[TASK]:
Give the count of lines in the records that contain the string "state", and write nothing but that number.

━━━ SOURCE RECORDS

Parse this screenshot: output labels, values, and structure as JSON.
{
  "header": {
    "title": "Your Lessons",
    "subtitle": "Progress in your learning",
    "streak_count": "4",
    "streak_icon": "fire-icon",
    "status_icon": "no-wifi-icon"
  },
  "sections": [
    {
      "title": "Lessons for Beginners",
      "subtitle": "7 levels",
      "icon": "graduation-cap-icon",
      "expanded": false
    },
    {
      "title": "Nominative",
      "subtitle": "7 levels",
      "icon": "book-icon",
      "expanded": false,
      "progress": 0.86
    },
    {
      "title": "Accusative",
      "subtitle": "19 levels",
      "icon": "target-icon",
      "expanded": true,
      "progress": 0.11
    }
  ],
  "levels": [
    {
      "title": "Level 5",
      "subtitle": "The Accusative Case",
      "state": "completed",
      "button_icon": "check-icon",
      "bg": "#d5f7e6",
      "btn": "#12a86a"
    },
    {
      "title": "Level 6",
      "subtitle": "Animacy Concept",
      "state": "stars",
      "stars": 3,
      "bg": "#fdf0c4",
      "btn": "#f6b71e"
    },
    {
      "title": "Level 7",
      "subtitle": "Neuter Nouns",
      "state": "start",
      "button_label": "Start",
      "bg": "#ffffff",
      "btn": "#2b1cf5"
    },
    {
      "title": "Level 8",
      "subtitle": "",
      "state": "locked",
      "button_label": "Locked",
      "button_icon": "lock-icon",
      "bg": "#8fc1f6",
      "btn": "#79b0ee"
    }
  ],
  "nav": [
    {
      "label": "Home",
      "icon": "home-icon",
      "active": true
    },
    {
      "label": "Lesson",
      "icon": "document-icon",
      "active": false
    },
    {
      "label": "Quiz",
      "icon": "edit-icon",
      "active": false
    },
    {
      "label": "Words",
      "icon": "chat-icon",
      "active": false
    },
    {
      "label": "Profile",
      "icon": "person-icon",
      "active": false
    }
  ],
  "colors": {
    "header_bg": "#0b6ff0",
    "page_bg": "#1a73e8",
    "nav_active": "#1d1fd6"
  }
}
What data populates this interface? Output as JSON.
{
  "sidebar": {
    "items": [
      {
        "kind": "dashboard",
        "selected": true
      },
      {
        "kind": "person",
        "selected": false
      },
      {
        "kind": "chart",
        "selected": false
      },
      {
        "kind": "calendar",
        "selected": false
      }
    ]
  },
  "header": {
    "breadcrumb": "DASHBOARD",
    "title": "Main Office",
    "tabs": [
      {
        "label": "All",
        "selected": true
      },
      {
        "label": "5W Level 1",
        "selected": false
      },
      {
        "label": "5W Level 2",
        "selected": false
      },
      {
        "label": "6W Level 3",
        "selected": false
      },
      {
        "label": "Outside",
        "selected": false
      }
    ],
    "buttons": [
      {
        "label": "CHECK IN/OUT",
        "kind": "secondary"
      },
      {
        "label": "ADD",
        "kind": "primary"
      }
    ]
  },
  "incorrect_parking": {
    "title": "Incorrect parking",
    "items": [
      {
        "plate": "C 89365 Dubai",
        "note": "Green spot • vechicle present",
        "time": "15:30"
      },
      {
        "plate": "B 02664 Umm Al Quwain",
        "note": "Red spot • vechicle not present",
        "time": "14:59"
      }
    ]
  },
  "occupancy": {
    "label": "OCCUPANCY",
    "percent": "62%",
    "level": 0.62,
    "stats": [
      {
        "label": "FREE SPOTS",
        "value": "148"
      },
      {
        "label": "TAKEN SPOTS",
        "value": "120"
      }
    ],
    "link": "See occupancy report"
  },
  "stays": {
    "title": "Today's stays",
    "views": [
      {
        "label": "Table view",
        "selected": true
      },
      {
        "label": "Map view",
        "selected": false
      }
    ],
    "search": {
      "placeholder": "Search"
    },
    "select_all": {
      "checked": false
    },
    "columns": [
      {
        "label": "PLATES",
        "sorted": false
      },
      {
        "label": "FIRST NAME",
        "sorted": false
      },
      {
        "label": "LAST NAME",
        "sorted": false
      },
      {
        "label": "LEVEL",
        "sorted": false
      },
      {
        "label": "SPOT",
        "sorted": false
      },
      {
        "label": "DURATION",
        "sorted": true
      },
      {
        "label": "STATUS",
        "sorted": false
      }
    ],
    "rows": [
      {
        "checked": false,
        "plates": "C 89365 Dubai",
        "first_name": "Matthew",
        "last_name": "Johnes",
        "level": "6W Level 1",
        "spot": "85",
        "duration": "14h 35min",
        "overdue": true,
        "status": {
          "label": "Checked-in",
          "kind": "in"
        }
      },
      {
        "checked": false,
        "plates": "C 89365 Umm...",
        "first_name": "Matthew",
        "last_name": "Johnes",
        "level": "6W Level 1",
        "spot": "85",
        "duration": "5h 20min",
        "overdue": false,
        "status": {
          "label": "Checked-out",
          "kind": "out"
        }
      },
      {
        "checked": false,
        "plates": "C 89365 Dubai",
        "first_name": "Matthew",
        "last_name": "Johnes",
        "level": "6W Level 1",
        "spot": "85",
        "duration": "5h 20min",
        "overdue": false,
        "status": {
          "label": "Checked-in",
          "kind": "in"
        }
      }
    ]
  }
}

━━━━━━

[SOLUTION TO THIS EXERCISE]:
4